Records to use:
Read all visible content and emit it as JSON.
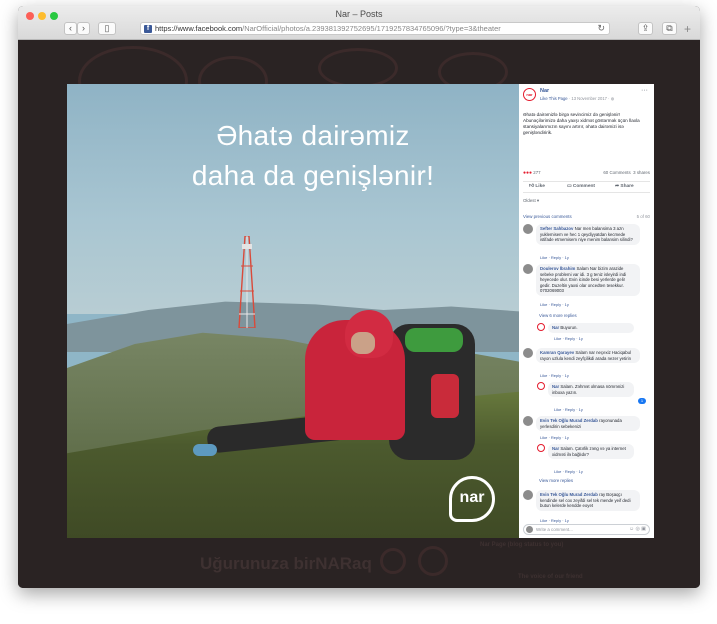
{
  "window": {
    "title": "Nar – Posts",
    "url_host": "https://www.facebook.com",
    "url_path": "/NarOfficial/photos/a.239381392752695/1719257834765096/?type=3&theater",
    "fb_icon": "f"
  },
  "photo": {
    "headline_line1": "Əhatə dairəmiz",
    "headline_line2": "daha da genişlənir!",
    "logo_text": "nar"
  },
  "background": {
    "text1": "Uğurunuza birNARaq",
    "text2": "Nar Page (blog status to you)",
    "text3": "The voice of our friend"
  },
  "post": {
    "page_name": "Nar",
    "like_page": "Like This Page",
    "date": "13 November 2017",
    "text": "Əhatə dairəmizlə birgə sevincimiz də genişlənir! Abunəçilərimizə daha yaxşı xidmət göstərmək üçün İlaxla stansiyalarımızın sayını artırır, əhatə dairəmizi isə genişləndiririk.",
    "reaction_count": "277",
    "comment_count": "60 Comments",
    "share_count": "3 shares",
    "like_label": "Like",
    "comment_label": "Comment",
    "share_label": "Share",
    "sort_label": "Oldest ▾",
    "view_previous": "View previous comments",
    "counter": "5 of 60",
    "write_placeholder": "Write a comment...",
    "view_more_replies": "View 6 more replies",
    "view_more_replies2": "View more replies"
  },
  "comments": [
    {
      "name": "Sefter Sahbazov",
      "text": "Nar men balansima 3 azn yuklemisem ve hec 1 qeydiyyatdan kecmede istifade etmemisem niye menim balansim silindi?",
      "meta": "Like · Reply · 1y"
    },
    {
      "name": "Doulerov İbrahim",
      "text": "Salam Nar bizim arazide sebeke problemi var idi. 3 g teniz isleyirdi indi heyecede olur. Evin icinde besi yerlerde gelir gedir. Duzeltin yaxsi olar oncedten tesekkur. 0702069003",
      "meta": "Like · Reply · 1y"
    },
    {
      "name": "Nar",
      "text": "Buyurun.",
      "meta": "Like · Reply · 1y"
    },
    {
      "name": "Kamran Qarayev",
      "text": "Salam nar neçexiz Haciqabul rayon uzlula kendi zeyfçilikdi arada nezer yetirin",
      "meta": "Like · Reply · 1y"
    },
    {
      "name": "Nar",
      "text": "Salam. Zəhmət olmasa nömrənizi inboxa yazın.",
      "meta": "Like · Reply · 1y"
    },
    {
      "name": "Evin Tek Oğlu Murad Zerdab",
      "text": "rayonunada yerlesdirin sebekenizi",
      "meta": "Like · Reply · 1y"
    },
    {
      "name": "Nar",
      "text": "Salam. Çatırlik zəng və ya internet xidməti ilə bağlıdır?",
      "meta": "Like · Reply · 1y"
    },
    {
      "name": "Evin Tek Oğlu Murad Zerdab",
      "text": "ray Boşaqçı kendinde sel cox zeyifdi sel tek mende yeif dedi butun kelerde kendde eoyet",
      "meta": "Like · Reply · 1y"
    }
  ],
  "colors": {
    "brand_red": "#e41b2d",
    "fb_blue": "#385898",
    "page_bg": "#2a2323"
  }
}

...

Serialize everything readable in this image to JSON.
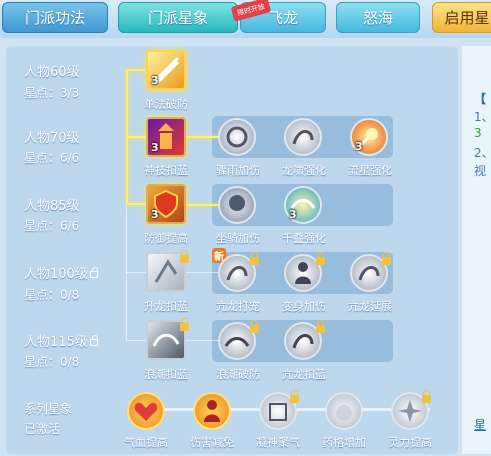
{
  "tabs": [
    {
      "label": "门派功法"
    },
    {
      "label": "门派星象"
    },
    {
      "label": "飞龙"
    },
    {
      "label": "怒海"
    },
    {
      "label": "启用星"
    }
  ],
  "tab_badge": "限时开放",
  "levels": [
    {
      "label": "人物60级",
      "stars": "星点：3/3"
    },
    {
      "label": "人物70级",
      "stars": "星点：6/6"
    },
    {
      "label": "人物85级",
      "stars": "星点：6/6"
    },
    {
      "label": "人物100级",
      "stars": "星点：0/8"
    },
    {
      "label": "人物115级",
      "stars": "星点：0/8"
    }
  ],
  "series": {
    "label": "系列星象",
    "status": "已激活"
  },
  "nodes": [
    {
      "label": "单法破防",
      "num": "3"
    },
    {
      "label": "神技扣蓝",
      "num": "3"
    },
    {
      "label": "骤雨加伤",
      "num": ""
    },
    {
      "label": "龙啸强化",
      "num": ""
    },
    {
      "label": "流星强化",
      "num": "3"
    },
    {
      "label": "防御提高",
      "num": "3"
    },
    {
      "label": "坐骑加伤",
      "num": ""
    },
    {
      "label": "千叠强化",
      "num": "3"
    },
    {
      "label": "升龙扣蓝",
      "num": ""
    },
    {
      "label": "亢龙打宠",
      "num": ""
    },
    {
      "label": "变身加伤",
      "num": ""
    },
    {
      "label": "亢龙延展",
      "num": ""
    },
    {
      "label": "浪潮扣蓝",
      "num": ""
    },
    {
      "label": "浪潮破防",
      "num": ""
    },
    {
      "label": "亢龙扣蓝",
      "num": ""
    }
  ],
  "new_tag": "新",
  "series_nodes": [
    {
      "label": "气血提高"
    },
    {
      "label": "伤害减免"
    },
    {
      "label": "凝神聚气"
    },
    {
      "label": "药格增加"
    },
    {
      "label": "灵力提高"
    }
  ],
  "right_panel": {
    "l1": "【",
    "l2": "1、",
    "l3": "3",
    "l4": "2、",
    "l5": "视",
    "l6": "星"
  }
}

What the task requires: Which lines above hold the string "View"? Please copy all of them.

Task answer:
    "view_previous": "View previous comments",
    "view_more_replies": "View 6 more replies",
    "view_more_replies2": "View more replies"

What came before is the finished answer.